Perhaps. But I don’t agree. I believe it is the job of the professor — not the elementary school teacher who faces even harder, but different, challenges — to radically alter (yes, I split infinitives because grammar is often arbitrary) how students think, to have them look at the world in ways they never even thought possible. After all, I’m not teaching them the names of veins and muscles: I’m teaching them — or trying to teach them — how to think in a multicentered universe. Not every teacher’s job is the same. I assume this is obvious.
Now look at the room: 150 students, 150 lives, 150 different ways of learning, 150 different attention spans, 150 different appetites, vocabularies, experiences. How in the world am I going to reach them all?
The fact is: I’m not. Some students just don’t want to be there (even though college is a choice for which you literally must pay). Some have personal issues distracting them. Some learn incredibly quickly; others take time — lots of time.

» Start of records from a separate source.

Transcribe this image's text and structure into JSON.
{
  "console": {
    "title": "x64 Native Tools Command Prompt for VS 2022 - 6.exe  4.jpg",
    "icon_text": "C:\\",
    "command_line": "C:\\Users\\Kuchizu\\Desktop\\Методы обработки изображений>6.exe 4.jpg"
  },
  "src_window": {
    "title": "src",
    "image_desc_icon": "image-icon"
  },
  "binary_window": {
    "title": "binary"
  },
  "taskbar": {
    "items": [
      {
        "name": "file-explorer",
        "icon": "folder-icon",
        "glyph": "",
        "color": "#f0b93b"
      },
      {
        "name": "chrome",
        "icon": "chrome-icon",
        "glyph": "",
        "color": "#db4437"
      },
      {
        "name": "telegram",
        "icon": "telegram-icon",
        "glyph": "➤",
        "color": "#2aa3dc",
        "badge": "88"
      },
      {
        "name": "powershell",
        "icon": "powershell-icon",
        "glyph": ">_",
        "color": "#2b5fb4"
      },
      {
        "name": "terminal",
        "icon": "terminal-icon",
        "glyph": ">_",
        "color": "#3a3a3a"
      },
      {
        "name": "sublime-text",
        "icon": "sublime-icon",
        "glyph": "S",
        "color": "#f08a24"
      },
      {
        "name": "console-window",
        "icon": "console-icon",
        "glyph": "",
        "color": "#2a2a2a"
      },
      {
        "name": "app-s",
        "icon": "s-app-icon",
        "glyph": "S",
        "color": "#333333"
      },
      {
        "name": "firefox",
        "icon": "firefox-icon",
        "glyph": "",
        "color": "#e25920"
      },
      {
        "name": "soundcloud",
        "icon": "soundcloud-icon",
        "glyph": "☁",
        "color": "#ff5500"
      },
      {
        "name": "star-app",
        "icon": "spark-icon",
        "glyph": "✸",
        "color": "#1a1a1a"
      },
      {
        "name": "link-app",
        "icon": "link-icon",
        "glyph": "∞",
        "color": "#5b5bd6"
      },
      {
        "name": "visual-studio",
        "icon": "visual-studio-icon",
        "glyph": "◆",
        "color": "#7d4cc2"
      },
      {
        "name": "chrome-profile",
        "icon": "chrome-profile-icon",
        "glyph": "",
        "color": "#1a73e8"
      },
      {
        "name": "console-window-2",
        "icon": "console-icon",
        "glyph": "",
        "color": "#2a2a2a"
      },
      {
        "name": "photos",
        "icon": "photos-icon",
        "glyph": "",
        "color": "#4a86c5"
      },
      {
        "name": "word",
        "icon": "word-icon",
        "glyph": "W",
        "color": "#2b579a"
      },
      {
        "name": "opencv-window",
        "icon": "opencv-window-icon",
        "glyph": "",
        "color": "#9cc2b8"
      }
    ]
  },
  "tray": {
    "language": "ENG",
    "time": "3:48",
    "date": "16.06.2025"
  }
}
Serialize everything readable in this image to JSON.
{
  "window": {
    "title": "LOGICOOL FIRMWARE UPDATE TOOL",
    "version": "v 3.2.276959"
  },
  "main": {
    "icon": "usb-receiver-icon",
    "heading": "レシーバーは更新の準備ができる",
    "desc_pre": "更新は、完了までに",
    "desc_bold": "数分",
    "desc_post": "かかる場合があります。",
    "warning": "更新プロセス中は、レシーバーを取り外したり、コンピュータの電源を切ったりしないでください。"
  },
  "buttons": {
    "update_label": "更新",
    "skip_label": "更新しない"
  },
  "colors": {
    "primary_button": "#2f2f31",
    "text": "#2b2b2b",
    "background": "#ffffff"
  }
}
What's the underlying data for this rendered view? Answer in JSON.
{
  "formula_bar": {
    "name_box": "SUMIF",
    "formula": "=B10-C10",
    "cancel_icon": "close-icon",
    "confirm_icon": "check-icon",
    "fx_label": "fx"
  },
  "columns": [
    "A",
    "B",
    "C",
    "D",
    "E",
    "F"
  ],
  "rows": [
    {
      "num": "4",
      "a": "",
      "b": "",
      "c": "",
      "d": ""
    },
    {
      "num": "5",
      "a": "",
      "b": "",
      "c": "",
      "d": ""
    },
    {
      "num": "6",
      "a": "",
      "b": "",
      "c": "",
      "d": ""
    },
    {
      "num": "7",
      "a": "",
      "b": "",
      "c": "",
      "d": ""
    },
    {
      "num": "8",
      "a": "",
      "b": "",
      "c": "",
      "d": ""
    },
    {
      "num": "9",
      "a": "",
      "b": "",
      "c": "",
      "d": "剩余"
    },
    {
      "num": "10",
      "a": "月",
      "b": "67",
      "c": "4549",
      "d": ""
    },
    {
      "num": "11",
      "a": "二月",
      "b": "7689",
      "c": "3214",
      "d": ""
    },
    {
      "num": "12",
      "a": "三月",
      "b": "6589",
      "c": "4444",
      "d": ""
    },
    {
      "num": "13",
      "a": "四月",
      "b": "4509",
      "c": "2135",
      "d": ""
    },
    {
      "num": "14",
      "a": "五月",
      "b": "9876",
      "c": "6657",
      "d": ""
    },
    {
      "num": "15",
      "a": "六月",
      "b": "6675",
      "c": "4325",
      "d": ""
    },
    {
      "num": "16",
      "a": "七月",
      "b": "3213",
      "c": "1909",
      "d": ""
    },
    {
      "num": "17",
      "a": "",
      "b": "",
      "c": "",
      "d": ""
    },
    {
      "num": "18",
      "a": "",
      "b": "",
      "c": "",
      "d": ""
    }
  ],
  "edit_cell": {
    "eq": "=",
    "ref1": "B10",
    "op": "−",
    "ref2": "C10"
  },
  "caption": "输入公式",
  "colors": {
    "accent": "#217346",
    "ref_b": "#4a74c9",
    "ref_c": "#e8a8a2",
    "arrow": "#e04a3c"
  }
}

Some will just never get it no matter what — out of an endless boredom, lack of interest, or lack of cognitive ability.
So what am I, as the professor, to do? I could aim for the most bored, least intellectually curious and capable. But then I’ll waste the time of the bright and curious and ready and attentive.
And even if I aim for the least intellectually capable student, must I simplify the material? Do I dumb it down? Or do I say: I will teach you if it takes all year but I will teach you the full complexity of the book? I will not reduce Nietzsche for you. I will not dumb down Deleuze. You, student, will have to reach towards me just as I reach towards you.
Well, I don’t think it’s right to speak to only that student, that one out of 150. So I aim for the brightest, the most attentive, the students who really want to be there. I don’t simplify the material — ideas and books that are complex and strange. On the contrary, I amplify the oddity, amplify the complexity. Of course, students will get overwhelmed, confused — that is a necessary stage of all learning, by definition.
So I repeat myself, often. I try to make the same point from different perspectives, using different examples. But I never simplify; I never reduce. I continue to teach to the smartest in people. Because I believe by reducing the ideas, dumbing them down, I do no one a service. I just make the world dumber and less interesting.
And when the brightest, most attentive students seem to get it, I’ll linger just a bit longer and then move on. For those who don’t get it but want to get it, well, that’s why there are office hours. But I’m not going to bore the rest of the class just to reach you. The smarties have suffered enough throughout their schooling.
And then, once in a while, I’ll push the material even further. Why? Because I don’t want those smartest, most attentive students to think they’re done. I want them to aspire, always, to thinking more. I want them to know that to master material is to die intellectually. A little confusion, a little wonder, spurs thought and creativity.
To bring out the best — in students, in the world — I believe it best to speak to the smartest in all.